- Opening Delimiter -

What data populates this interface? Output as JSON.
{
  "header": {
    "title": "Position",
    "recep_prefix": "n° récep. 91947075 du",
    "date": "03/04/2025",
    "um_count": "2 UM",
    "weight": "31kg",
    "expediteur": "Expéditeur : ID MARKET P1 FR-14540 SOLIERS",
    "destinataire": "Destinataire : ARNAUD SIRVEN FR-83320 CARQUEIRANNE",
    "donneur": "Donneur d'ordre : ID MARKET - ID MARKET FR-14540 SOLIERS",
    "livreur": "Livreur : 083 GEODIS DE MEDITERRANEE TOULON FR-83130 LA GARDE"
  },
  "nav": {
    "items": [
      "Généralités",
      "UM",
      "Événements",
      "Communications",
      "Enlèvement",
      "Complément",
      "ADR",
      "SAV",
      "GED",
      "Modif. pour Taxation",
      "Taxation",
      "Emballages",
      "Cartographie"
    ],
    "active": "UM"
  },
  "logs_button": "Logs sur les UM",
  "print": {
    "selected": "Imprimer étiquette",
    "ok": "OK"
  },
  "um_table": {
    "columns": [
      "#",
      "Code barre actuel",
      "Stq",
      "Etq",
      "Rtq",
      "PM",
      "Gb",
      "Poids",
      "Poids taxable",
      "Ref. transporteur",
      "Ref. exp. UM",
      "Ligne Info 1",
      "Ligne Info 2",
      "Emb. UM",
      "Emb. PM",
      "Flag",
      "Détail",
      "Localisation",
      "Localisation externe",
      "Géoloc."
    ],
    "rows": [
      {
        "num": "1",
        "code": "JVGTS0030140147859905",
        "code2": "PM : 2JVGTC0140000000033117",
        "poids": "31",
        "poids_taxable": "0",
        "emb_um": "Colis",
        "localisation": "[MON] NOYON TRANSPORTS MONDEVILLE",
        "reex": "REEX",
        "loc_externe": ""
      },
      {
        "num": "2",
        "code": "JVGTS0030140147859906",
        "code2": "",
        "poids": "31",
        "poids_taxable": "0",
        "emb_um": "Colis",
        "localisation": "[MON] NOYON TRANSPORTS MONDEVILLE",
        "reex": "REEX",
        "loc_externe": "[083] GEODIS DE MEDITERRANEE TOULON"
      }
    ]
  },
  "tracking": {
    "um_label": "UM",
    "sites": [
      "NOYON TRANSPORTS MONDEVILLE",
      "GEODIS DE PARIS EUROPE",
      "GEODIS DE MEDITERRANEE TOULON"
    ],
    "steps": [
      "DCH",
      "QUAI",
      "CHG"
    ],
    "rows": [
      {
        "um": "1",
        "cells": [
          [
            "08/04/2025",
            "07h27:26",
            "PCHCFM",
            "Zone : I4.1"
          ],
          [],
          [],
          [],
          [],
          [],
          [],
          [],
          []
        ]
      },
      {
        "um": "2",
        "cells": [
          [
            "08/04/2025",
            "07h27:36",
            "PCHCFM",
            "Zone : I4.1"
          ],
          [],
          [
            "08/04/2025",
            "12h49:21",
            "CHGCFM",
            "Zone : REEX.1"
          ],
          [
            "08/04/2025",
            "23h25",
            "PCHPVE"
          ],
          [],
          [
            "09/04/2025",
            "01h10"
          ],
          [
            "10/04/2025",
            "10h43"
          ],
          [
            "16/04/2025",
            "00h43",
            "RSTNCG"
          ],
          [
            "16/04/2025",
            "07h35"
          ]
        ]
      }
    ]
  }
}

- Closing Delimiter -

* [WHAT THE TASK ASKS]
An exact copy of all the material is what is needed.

* [REPLY]
What data populates this interface? Output as JSON.
{
  "header": {
    "title": "Position",
    "recep_prefix": "n° récep. 91947075 du",
    "date": "03/04/2025",
    "um_count": "2 UM",
    "weight": "31kg",
    "expediteur": "Expéditeur : ID MARKET P1 FR-14540 SOLIERS",
    "destinataire": "Destinataire : ARNAUD SIRVEN FR-83320 CARQUEIRANNE",
    "donneur": "Donneur d'ordre : ID MARKET - ID MARKET FR-14540 SOLIERS",
    "livreur": "Livreur : 083 GEODIS DE MEDITERRANEE TOULON FR-83130 LA GARDE"
  },
  "nav": {
    "items": [
      "Généralités",
      "UM",
      "Événements",
      "Communications",
      "Enlèvement",
      "Complément",
      "ADR",
      "SAV",
      "GED",
      "Modif. pour Taxation",
      "Taxation",
      "Emballages",
      "Cartographie"
    ],
    "active": "UM"
  },
  "logs_button": "Logs sur les UM",
  "print": {
    "selected": "Imprimer étiquette",
    "ok": "OK"
  },
  "um_table": {
    "columns": [
      "#",
      "Code barre actuel",
      "Stq",
      "Etq",
      "Rtq",
      "PM",
      "Gb",
      "Poids",
      "Poids taxable",
      "Ref. transporteur",
      "Ref. exp. UM",
      "Ligne Info 1",
      "Ligne Info 2",
      "Emb. UM",
      "Emb. PM",
      "Flag",
      "Détail",
      "Localisation",
      "Localisation externe",
      "Géoloc."
    ],
    "rows": [
      {
        "num": "1",
        "code": "JVGTS0030140147859905",
        "code2": "PM : 2JVGTC0140000000033117",
        "poids": "31",
        "poids_taxable": "0",
        "emb_um": "Colis",
        "localisation": "[MON] NOYON TRANSPORTS MONDEVILLE",
        "reex": "REEX",
        "loc_externe": ""
      },
      {
        "num": "2",
        "code": "JVGTS0030140147859906",
        "code2": "",
        "poids": "31",
        "poids_taxable": "0",
        "emb_um": "Colis",
        "localisation": "[MON] NOYON TRANSPORTS MONDEVILLE",
        "reex": "REEX",
        "loc_externe": "[083] GEODIS DE MEDITERRANEE TOULON"
      }
    ]
  },
  "tracking": {
    "um_label": "UM",
    "sites": [
      "NOYON TRANSPORTS MONDEVILLE",
      "GEODIS DE PARIS EUROPE",
      "GEODIS DE MEDITERRANEE TOULON"
    ],
    "steps": [
      "DCH",
      "QUAI",
      "CHG"
    ],
    "rows": [
      {
        "um": "1",
        "cells": [
          [
            "08/04/2025",
            "07h27:26",
            "PCHCFM",
            "Zone : I4.1"
          ],
          [],
          [],
          [],
          [],
          [],
          [],
          [],
          []
        ]
      },
      {
        "um": "2",
        "cells": [
          [
            "08/04/2025",
            "07h27:36",
            "PCHCFM",
            "Zone : I4.1"
          ],
          [],
          [
            "08/04/2025",
            "12h49:21",
            "CHGCFM",
            "Zone : REEX.1"
          ],
          [
            "08/04/2025",
            "23h25",
            "PCHPVE"
          ],
          [],
          [
            "09/04/2025",
            "01h10"
          ],
          [
            "10/04/2025",
            "10h43"
          ],
          [
            "16/04/2025",
            "00h43",
            "RSTNCG"
          ],
          [
            "16/04/2025",
            "07h35"
          ]
        ]
      }
    ]
  }
}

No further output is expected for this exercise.